*ACTIVITY*:
List each line of the data in which the string "label" appears.

*INPUT DATA*:
● ● ● ●
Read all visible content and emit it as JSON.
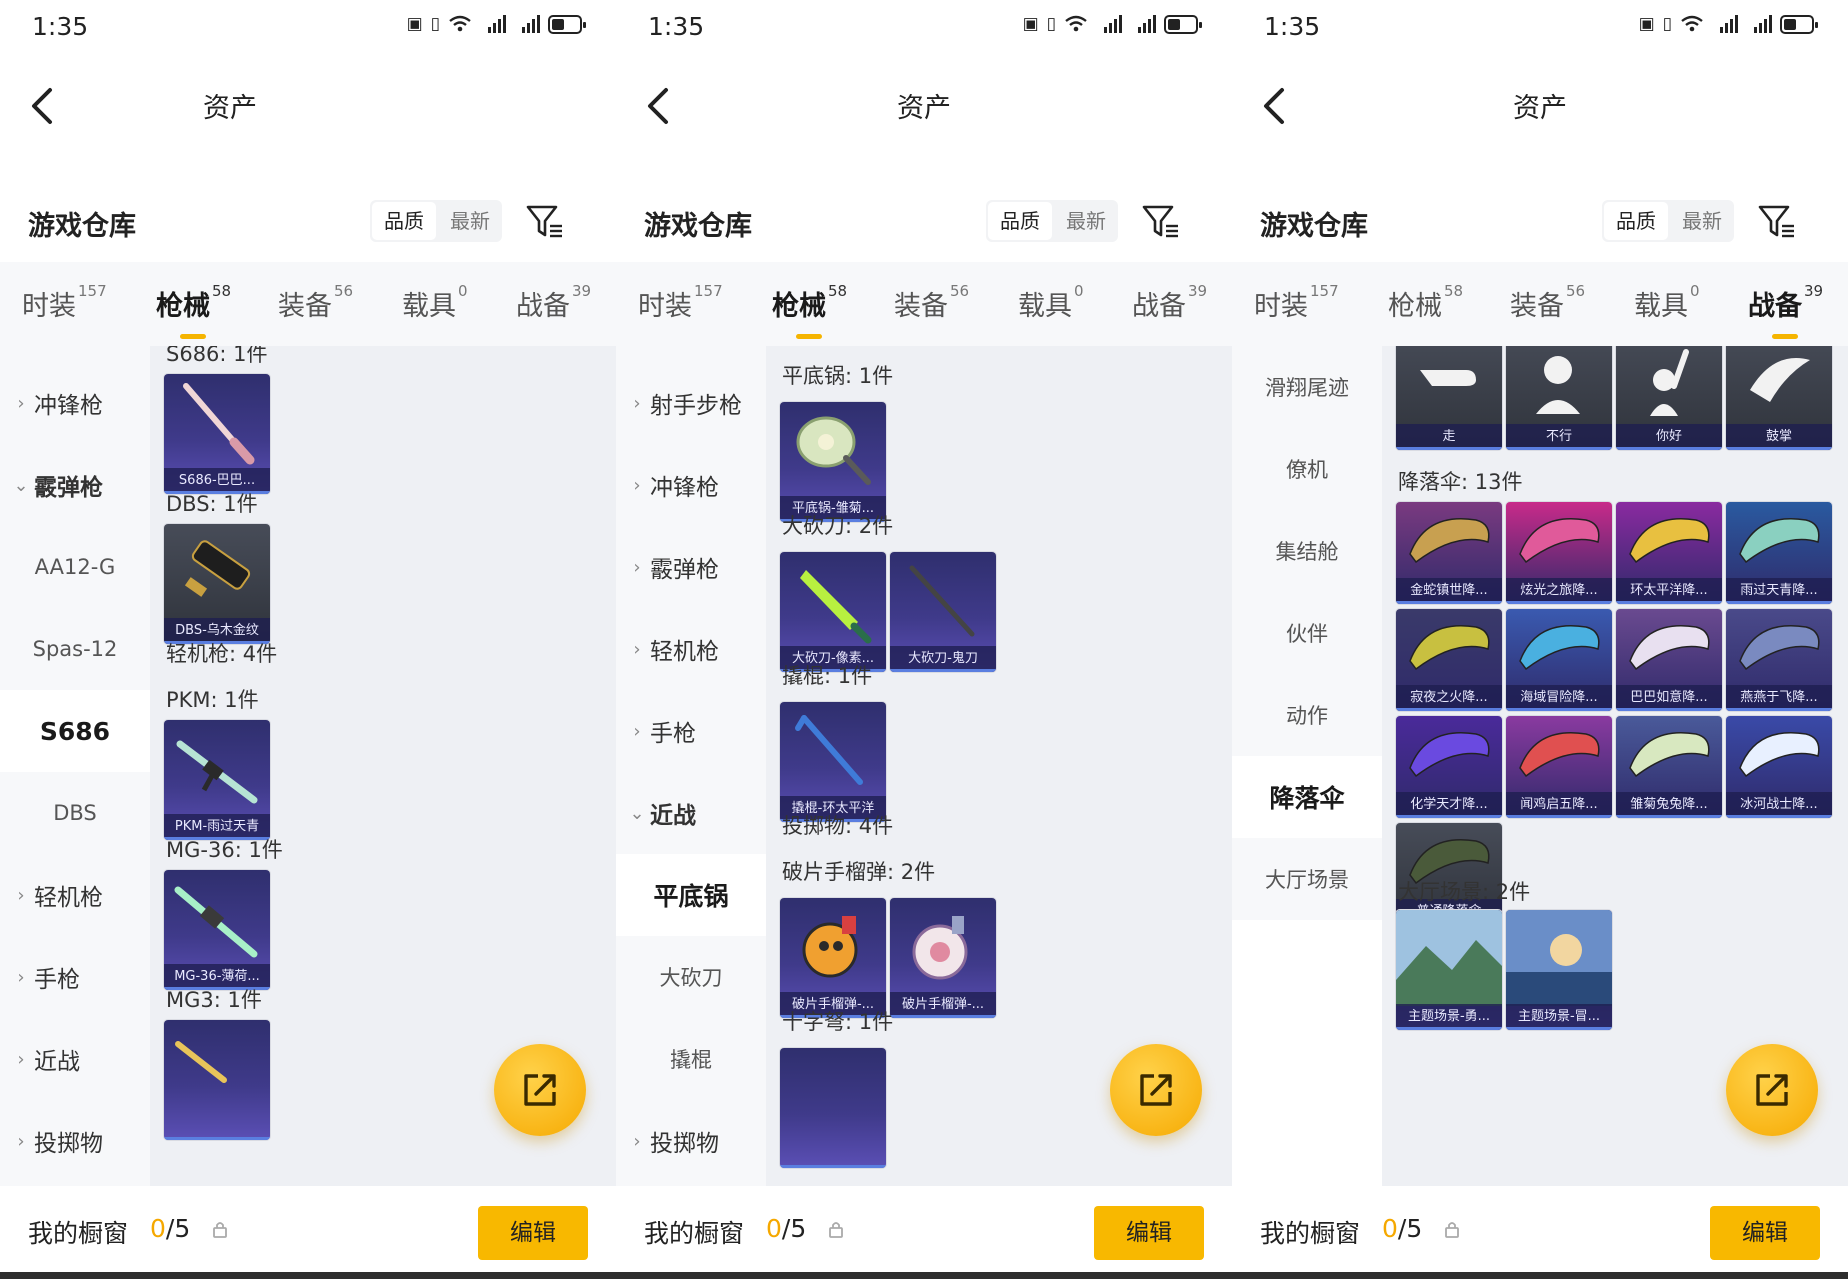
{
  "status": {
    "time": "1:35"
  },
  "nav": {
    "title": "资产"
  },
  "header": {
    "title": "游戏仓库",
    "sort_quality": "品质",
    "sort_latest": "最新"
  },
  "tabs": [
    {
      "label": "时装",
      "count": "157"
    },
    {
      "label": "枪械",
      "count": "58"
    },
    {
      "label": "装备",
      "count": "56"
    },
    {
      "label": "载具",
      "count": "0"
    },
    {
      "label": "战备",
      "count": "39"
    }
  ],
  "bottom": {
    "label": "我的橱窗",
    "count_current": "0",
    "count_total": "/5",
    "edit": "编辑"
  },
  "panel1": {
    "sidebar": [
      "冲锋枪",
      "霰弹枪",
      "AA12-G",
      "Spas-12",
      "S686",
      "DBS",
      "轻机枪",
      "手枪",
      "近战",
      "投掷物"
    ],
    "sections": {
      "s686": "S686: 1件",
      "dbs": "DBS: 1件",
      "lmg": "轻机枪: 4件",
      "pkm": "PKM: 1件",
      "mg36": "MG-36: 1件",
      "mg3": "MG3: 1件"
    },
    "items": [
      "S686-巴巴...",
      "DBS-乌木金纹",
      "PKM-雨过天青",
      "MG-36-薄荷..."
    ]
  },
  "panel2": {
    "sidebar": [
      "射手步枪",
      "冲锋枪",
      "霰弹枪",
      "轻机枪",
      "手枪",
      "近战",
      "平底锅",
      "大砍刀",
      "撬棍",
      "投掷物"
    ],
    "sections": {
      "pan": "平底锅: 1件",
      "machete": "大砍刀: 2件",
      "crowbar": "撬棍: 1件",
      "throw": "投掷物: 4件",
      "grenade": "破片手榴弹: 2件",
      "crossbow": "十字弩: 1件"
    },
    "items": [
      "平底锅-雏菊...",
      "大砍刀-像素...",
      "大砍刀-鬼刀",
      "撬棍-环太平洋",
      "破片手榴弹-...",
      "破片手榴弹-..."
    ]
  },
  "panel3": {
    "sidebar": [
      "滑翔尾迹",
      "僚机",
      "集结舱",
      "伙伴",
      "动作",
      "降落伞",
      "大厅场景"
    ],
    "emotes": [
      "走",
      "不行",
      "你好",
      "鼓掌"
    ],
    "sections": {
      "parachute": "降落伞: 13件",
      "lobby": "大厅场景: 2件"
    },
    "parachutes": [
      "金蛇镇世降...",
      "炫光之旅降...",
      "环太平洋降...",
      "雨过天青降...",
      "寂夜之火降...",
      "海域冒险降...",
      "巴巴如意降...",
      "燕燕于飞降...",
      "化学天才降...",
      "闻鸡启五降...",
      "雏菊兔兔降...",
      "冰河战士降...",
      "普通降落伞"
    ],
    "lobby": [
      "主题场景-勇...",
      "主题场景-冒..."
    ]
  }
}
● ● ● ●
*EXERCISE OUTPUT*:
      "label": "时装",
      "label": "枪械",
      "label": "装备",
      "label": "载具",
      "label": "战备",
    "label": "我的橱窗",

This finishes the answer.